The poster competition was followed by a panel discussion titled “The Changing Landscape of Our Energy Future: What Does a Natural Gas Boom Mean for Renewables,” in which panelists included experts from the sustainable energy industry as well as government officials and researchers from the National Renewable Energy Laboratory stationed in Golden.
CU Energy Club President Jeremy Halperin said the Energy Club and the Energy Frontiers Conference help provide students with unbiased information about the emerging and changing energy industry.
“As an energy club, we don’t take a stance on any one form of energy is better than the other. We think that’s the student’s choice to make,” said Halperin.
The Energy Frontiers conference comes at a time when energy in Boulder is at the forefront, and new sustainable energy practices are being put into place.
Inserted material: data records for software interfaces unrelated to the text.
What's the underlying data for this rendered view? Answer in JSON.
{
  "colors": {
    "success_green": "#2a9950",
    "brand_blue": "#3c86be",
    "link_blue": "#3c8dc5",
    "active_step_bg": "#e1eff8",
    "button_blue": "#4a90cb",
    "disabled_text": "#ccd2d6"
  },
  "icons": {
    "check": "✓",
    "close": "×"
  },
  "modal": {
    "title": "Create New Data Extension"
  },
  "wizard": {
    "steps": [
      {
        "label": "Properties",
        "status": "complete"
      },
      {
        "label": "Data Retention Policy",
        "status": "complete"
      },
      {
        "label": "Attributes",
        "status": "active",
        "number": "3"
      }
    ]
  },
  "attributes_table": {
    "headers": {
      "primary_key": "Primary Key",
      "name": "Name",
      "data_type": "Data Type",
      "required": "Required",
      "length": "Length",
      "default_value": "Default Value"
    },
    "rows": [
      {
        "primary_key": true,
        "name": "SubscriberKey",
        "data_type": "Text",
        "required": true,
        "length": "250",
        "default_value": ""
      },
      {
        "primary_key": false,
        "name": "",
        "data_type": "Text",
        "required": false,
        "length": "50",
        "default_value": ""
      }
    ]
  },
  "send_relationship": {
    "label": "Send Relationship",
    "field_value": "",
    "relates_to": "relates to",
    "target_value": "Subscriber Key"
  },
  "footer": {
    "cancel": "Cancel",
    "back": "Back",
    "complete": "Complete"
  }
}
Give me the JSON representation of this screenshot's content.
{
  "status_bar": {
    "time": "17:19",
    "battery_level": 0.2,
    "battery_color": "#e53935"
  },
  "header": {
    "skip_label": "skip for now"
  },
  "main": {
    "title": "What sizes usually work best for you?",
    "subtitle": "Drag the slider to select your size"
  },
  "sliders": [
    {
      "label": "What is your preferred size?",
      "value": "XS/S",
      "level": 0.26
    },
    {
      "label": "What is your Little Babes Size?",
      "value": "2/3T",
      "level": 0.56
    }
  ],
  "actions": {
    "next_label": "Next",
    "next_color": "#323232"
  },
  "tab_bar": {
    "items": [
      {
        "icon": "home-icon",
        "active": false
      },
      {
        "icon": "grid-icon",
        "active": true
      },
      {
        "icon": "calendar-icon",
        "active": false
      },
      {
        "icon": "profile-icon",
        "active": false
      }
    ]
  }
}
The Renewable and Sustainable Energy Institute (RASEI), who partners with the CU Energy Club, is studying the use of Toyota plug-in hybrid electric vehicles. 28 volunteer participants around Boulder are currently driving these cars for the study. RASEI is tracking the cars’ electricity use as well as the participants’ home energy consumption.
This is done by tracking how the plug-in vehicles interact with smart grid technology. Xcel Energy provides smart grid technology to Boulder, which is a way to computerize electric utility grids and control individual devices from a central location.
Boulder is one of the first cities in the world to have this technology put in place. According to graduate research assistant Wayne Tomac, this means that Boulder provides a unique opportunity to do a study with Xcel’s smart grid technology in place.
“As smart grid technology is starting to come online, obviously Boulder is one of the first cities to get this technology. And we see plug-in vehicles as starting to come to the forefront,” said Tomac.
Tomac says it’s unrealistic to think that every city will be on a smart grid in the near future. But the RASEI study aims to better inform the use of smart grid technology as well as plug-in hybrid vehicles.
According to Boulder County’s official website, the city understands that sustainability is a long-term goal that is necessary to balance environmental, economic, and societal needs.